* 1/4 cup thinly sliced fresh basil, divided

Cook pasta in pot of boiling salted water until just tender but still firm to bite. Drain, reserving 1/2 cup pasta cooking liquid. Return pasta to pot.

Meanwhile, cook pancetta in large nonstick skillet over medium heat until crisp. Using slotted spoon, transfer pancetta to paper towels to drain. Pour off all but 1 teaspoon drippings from skillet. Add asparagus to drippings in skillet; sauté 3 minutes. Add peas, white and pale green parts of green onions, and garlic; sauté until vegetables are just tender, about 2 minutes. Remove from heat.
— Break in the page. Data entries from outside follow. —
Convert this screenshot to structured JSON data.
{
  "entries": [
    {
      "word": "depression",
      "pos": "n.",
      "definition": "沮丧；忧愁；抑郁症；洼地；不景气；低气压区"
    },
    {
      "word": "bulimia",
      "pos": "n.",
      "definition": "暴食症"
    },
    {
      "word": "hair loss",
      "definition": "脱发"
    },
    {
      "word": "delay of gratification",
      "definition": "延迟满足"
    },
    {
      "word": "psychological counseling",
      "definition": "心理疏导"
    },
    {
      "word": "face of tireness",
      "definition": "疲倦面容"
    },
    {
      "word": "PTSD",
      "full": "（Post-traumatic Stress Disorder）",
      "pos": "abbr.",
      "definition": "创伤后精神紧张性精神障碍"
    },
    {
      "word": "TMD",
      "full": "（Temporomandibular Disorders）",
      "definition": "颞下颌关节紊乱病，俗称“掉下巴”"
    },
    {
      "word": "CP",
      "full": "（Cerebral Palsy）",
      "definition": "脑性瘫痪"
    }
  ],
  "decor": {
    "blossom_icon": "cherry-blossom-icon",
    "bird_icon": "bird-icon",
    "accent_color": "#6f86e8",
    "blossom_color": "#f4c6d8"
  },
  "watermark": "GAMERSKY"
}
Add vegetable mixture, 1/4 cup pasta cooking liquid, dark green parts of green onions, 1/2 cup Parmesan, cream, olive oil, lemon juice, lemon peel, half of parsley, and half of basil to pasta. Toss, adding more cooking liquid by tablespoonfuls if needed. Season with salt and freshly ground black pepper. Transfer to large bowl. Sprinkle pancetta, remaining parsley, and basil over. Serve, passing additional Parmesan cheese.
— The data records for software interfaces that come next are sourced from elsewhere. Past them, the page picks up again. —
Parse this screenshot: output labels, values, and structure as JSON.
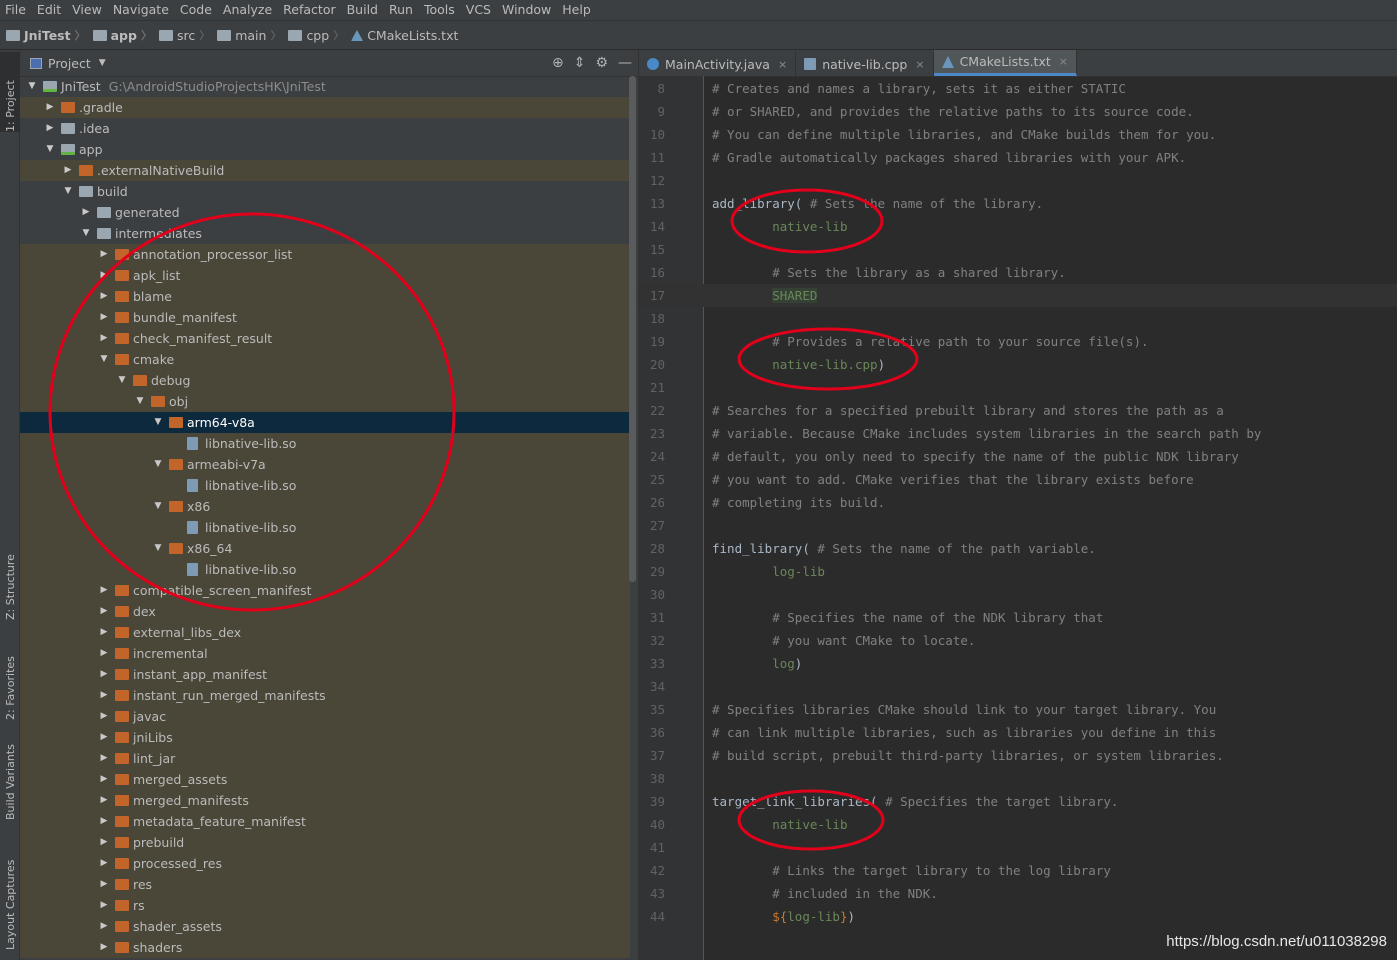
{
  "menu": [
    "File",
    "Edit",
    "View",
    "Navigate",
    "Code",
    "Analyze",
    "Refactor",
    "Build",
    "Run",
    "Tools",
    "VCS",
    "Window",
    "Help"
  ],
  "breadcrumb": [
    "JniTest",
    "app",
    "src",
    "main",
    "cpp",
    "CMakeLists.txt"
  ],
  "sidebar_tabs": {
    "project": "1: Project",
    "structure": "Z: Structure",
    "favorites": "2: Favorites",
    "build_variants": "Build Variants",
    "layout_captures": "Layout Captures"
  },
  "panel": {
    "title": "Project",
    "tools": [
      "⊕",
      "⇕",
      "⚙",
      "—"
    ]
  },
  "tree": [
    {
      "label": "JniTest",
      "path": "G:\\AndroidStudioProjectsHK\\JniTest",
      "depth": 0,
      "arrow": "down",
      "icon": "module"
    },
    {
      "label": ".gradle",
      "depth": 1,
      "arrow": "right",
      "icon": "orange",
      "hl": true
    },
    {
      "label": ".idea",
      "depth": 1,
      "arrow": "right",
      "icon": "plain"
    },
    {
      "label": "app",
      "depth": 1,
      "arrow": "down",
      "icon": "module"
    },
    {
      "label": ".externalNativeBuild",
      "depth": 2,
      "arrow": "right",
      "icon": "orange",
      "hl": true
    },
    {
      "label": "build",
      "depth": 2,
      "arrow": "down",
      "icon": "plain"
    },
    {
      "label": "generated",
      "depth": 3,
      "arrow": "right",
      "icon": "plain"
    },
    {
      "label": "intermediates",
      "depth": 3,
      "arrow": "down",
      "icon": "plain"
    },
    {
      "label": "annotation_processor_list",
      "depth": 4,
      "arrow": "right",
      "icon": "orange",
      "hl": true
    },
    {
      "label": "apk_list",
      "depth": 4,
      "arrow": "right",
      "icon": "orange",
      "hl": true
    },
    {
      "label": "blame",
      "depth": 4,
      "arrow": "right",
      "icon": "orange",
      "hl": true
    },
    {
      "label": "bundle_manifest",
      "depth": 4,
      "arrow": "right",
      "icon": "orange",
      "hl": true
    },
    {
      "label": "check_manifest_result",
      "depth": 4,
      "arrow": "right",
      "icon": "orange",
      "hl": true
    },
    {
      "label": "cmake",
      "depth": 4,
      "arrow": "down",
      "icon": "orange",
      "hl": true
    },
    {
      "label": "debug",
      "depth": 5,
      "arrow": "down",
      "icon": "orange",
      "hl": true
    },
    {
      "label": "obj",
      "depth": 6,
      "arrow": "down",
      "icon": "orange",
      "hl": true
    },
    {
      "label": "arm64-v8a",
      "depth": 7,
      "arrow": "down",
      "icon": "orange",
      "sel": true
    },
    {
      "label": "libnative-lib.so",
      "depth": 8,
      "arrow": "",
      "icon": "file",
      "hl": true
    },
    {
      "label": "armeabi-v7a",
      "depth": 7,
      "arrow": "down",
      "icon": "orange",
      "hl": true
    },
    {
      "label": "libnative-lib.so",
      "depth": 8,
      "arrow": "",
      "icon": "file",
      "hl": true
    },
    {
      "label": "x86",
      "depth": 7,
      "arrow": "down",
      "icon": "orange",
      "hl": true
    },
    {
      "label": "libnative-lib.so",
      "depth": 8,
      "arrow": "",
      "icon": "file",
      "hl": true
    },
    {
      "label": "x86_64",
      "depth": 7,
      "arrow": "down",
      "icon": "orange",
      "hl": true
    },
    {
      "label": "libnative-lib.so",
      "depth": 8,
      "arrow": "",
      "icon": "file",
      "hl": true
    },
    {
      "label": "compatible_screen_manifest",
      "depth": 4,
      "arrow": "right",
      "icon": "orange",
      "hl": true
    },
    {
      "label": "dex",
      "depth": 4,
      "arrow": "right",
      "icon": "orange",
      "hl": true
    },
    {
      "label": "external_libs_dex",
      "depth": 4,
      "arrow": "right",
      "icon": "orange",
      "hl": true
    },
    {
      "label": "incremental",
      "depth": 4,
      "arrow": "right",
      "icon": "orange",
      "hl": true
    },
    {
      "label": "instant_app_manifest",
      "depth": 4,
      "arrow": "right",
      "icon": "orange",
      "hl": true
    },
    {
      "label": "instant_run_merged_manifests",
      "depth": 4,
      "arrow": "right",
      "icon": "orange",
      "hl": true
    },
    {
      "label": "javac",
      "depth": 4,
      "arrow": "right",
      "icon": "orange",
      "hl": true
    },
    {
      "label": "jniLibs",
      "depth": 4,
      "arrow": "right",
      "icon": "orange",
      "hl": true
    },
    {
      "label": "lint_jar",
      "depth": 4,
      "arrow": "right",
      "icon": "orange",
      "hl": true
    },
    {
      "label": "merged_assets",
      "depth": 4,
      "arrow": "right",
      "icon": "orange",
      "hl": true
    },
    {
      "label": "merged_manifests",
      "depth": 4,
      "arrow": "right",
      "icon": "orange",
      "hl": true
    },
    {
      "label": "metadata_feature_manifest",
      "depth": 4,
      "arrow": "right",
      "icon": "orange",
      "hl": true
    },
    {
      "label": "prebuild",
      "depth": 4,
      "arrow": "right",
      "icon": "orange",
      "hl": true
    },
    {
      "label": "processed_res",
      "depth": 4,
      "arrow": "right",
      "icon": "orange",
      "hl": true
    },
    {
      "label": "res",
      "depth": 4,
      "arrow": "right",
      "icon": "orange",
      "hl": true
    },
    {
      "label": "rs",
      "depth": 4,
      "arrow": "right",
      "icon": "orange",
      "hl": true
    },
    {
      "label": "shader_assets",
      "depth": 4,
      "arrow": "right",
      "icon": "orange",
      "hl": true
    },
    {
      "label": "shaders",
      "depth": 4,
      "arrow": "right",
      "icon": "orange",
      "hl": true
    }
  ],
  "tabs": [
    {
      "label": "MainActivity.java",
      "icon": "java",
      "active": false
    },
    {
      "label": "native-lib.cpp",
      "icon": "cpp",
      "active": false
    },
    {
      "label": "CMakeLists.txt",
      "icon": "cmake",
      "active": true
    }
  ],
  "tab_close": "×",
  "code": [
    {
      "n": "8",
      "parts": [
        [
          "c",
          "# Creates and names a library, sets it as either STATIC"
        ]
      ]
    },
    {
      "n": "9",
      "parts": [
        [
          "c",
          "# or SHARED, and provides the relative paths to its source code."
        ]
      ]
    },
    {
      "n": "10",
      "parts": [
        [
          "c",
          "# You can define multiple libraries, and CMake builds them for you."
        ]
      ]
    },
    {
      "n": "11",
      "parts": [
        [
          "c",
          "# Gradle automatically packages shared libraries with your APK."
        ]
      ]
    },
    {
      "n": "12",
      "parts": []
    },
    {
      "n": "13",
      "parts": [
        [
          "f",
          "add_library"
        ],
        [
          "k",
          "( "
        ],
        [
          "c",
          "# Sets the name of the library."
        ]
      ]
    },
    {
      "n": "14",
      "parts": [
        [
          "k",
          "        "
        ],
        [
          "s",
          "native-lib"
        ]
      ]
    },
    {
      "n": "15",
      "parts": []
    },
    {
      "n": "16",
      "parts": [
        [
          "k",
          "        "
        ],
        [
          "c",
          "# Sets the library as a shared library."
        ]
      ]
    },
    {
      "n": "17",
      "parts": [
        [
          "k",
          "        "
        ],
        [
          "sh",
          "SHARED"
        ]
      ],
      "caret": true
    },
    {
      "n": "18",
      "parts": []
    },
    {
      "n": "19",
      "parts": [
        [
          "k",
          "        "
        ],
        [
          "c",
          "# Provides a relative path to your source file(s)."
        ]
      ]
    },
    {
      "n": "20",
      "parts": [
        [
          "k",
          "        "
        ],
        [
          "s",
          "native-lib.cpp"
        ],
        [
          "k",
          ")"
        ]
      ]
    },
    {
      "n": "21",
      "parts": []
    },
    {
      "n": "22",
      "parts": [
        [
          "c",
          "# Searches for a specified prebuilt library and stores the path as a"
        ]
      ]
    },
    {
      "n": "23",
      "parts": [
        [
          "c",
          "# variable. Because CMake includes system libraries in the search path by"
        ]
      ]
    },
    {
      "n": "24",
      "parts": [
        [
          "c",
          "# default, you only need to specify the name of the public NDK library"
        ]
      ]
    },
    {
      "n": "25",
      "parts": [
        [
          "c",
          "# you want to add. CMake verifies that the library exists before"
        ]
      ]
    },
    {
      "n": "26",
      "parts": [
        [
          "c",
          "# completing its build."
        ]
      ]
    },
    {
      "n": "27",
      "parts": []
    },
    {
      "n": "28",
      "parts": [
        [
          "f",
          "find_library"
        ],
        [
          "k",
          "( "
        ],
        [
          "c",
          "# Sets the name of the path variable."
        ]
      ]
    },
    {
      "n": "29",
      "parts": [
        [
          "k",
          "        "
        ],
        [
          "s",
          "log-lib"
        ]
      ]
    },
    {
      "n": "30",
      "parts": []
    },
    {
      "n": "31",
      "parts": [
        [
          "k",
          "        "
        ],
        [
          "c",
          "# Specifies the name of the NDK library that"
        ]
      ]
    },
    {
      "n": "32",
      "parts": [
        [
          "k",
          "        "
        ],
        [
          "c",
          "# you want CMake to locate."
        ]
      ]
    },
    {
      "n": "33",
      "parts": [
        [
          "k",
          "        "
        ],
        [
          "s",
          "log"
        ],
        [
          "k",
          ")"
        ]
      ]
    },
    {
      "n": "34",
      "parts": []
    },
    {
      "n": "35",
      "parts": [
        [
          "c",
          "# Specifies libraries CMake should link to your target library. You"
        ]
      ]
    },
    {
      "n": "36",
      "parts": [
        [
          "c",
          "# can link multiple libraries, such as libraries you define in this"
        ]
      ]
    },
    {
      "n": "37",
      "parts": [
        [
          "c",
          "# build script, prebuilt third-party libraries, or system libraries."
        ]
      ]
    },
    {
      "n": "38",
      "parts": []
    },
    {
      "n": "39",
      "parts": [
        [
          "f",
          "target_link_libraries"
        ],
        [
          "k",
          "( "
        ],
        [
          "c",
          "# Specifies the target library."
        ]
      ]
    },
    {
      "n": "40",
      "parts": [
        [
          "k",
          "        "
        ],
        [
          "s",
          "native-lib"
        ]
      ]
    },
    {
      "n": "41",
      "parts": []
    },
    {
      "n": "42",
      "parts": [
        [
          "k",
          "        "
        ],
        [
          "c",
          "# Links the target library to the log library"
        ]
      ]
    },
    {
      "n": "43",
      "parts": [
        [
          "k",
          "        "
        ],
        [
          "c",
          "# included in the NDK."
        ]
      ]
    },
    {
      "n": "44",
      "parts": [
        [
          "k",
          "        "
        ],
        [
          "v",
          "${"
        ],
        [
          "s",
          "log-lib"
        ],
        [
          "v",
          "}"
        ],
        [
          "k",
          ")"
        ]
      ]
    }
  ],
  "watermark": "https://blog.csdn.net/u011038298",
  "colors": {
    "annotation": "#e3001b",
    "selection": "#0d293e",
    "folder": "#c1652b",
    "comment": "#808080",
    "string": "#6a8759"
  }
}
Margaux Says…
This is a recipe that was given to me by Aunt Suzy years ago in one of my “dinner in a box” gifts. We love it so much that its become a staple in our household! Its very cheap, and I usually make it when its about time to go shopping because we almost always have the ingredients on hand. It also takes only about 30 minutes to make.

Aunt Suzy says . . .
I’m not sure where I got this recipe – Cook’s Illustrated perhaps – but it is a winner in many ways. Not only is in inexpensive and made from things you’re likely to have on hand, but the fact that you can throw this together in about 30 minutes is great! I usually make it when I’m at my wit’s end about what to cook on a weeknight. I almost always make this with whole wheat fusilli/pasta spirals and tuna from Italy packed in olive oil (available at Trader Joe’s). Enjoy!
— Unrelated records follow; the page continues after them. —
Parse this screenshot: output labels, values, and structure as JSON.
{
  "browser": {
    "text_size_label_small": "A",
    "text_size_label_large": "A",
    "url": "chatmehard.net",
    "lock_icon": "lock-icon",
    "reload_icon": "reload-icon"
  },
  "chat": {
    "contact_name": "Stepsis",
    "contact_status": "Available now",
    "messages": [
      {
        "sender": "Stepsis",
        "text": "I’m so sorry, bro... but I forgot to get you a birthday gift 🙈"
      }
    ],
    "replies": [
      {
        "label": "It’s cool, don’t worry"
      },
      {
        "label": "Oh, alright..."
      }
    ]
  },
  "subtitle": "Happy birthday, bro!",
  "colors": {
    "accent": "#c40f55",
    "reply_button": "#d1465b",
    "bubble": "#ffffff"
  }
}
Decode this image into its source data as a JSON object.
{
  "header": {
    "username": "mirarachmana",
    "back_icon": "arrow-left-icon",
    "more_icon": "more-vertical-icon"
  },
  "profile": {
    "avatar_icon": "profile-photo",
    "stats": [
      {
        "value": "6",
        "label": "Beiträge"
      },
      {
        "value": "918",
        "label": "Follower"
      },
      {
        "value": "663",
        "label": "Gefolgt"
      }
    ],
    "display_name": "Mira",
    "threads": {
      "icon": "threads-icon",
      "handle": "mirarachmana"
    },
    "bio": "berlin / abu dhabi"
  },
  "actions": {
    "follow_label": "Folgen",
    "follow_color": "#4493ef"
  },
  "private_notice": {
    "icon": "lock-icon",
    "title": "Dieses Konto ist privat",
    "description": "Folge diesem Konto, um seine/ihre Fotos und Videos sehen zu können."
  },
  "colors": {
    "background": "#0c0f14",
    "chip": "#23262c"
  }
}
Pasta and Garlic-Lemon Tuna Sauce with Capers and Parsley

Heat in skillet:
3 Tbsp olive oil
1 Tbsp minced garlic
1/2 tsp red pepper flakes (I make this a heaping 1/2 tsp)
3 Tbsp capers
Over medium high heat for 1-2 minutes until sizzling but not browned.

Add:
1/2 cup dry white wine
Bring to simmer and simmer until there is no trace of alcohol-about a minute.

Add:
2 cans drained tuna
2 tsp salt (I only add 1 tsp salt)
Cook 1-2 minutes, stirring, until tuna is heated through.

Meanwhile, Cook:
1 lb. pasta pieces, like fusilli or rigatoni, al dente.
Drain, reserving 1/4 cup pasta water.

Toss:
Tuna, pasta, pasta water PLUS
1 Tbsp minced garlic
1 tsp grated lemon zest
1/2 cup chopped parsley
3 Tbsp butter

Serve immediately, with a crisp Italian white wine and a green salad.

Margaux’s version:

Suzy’s version: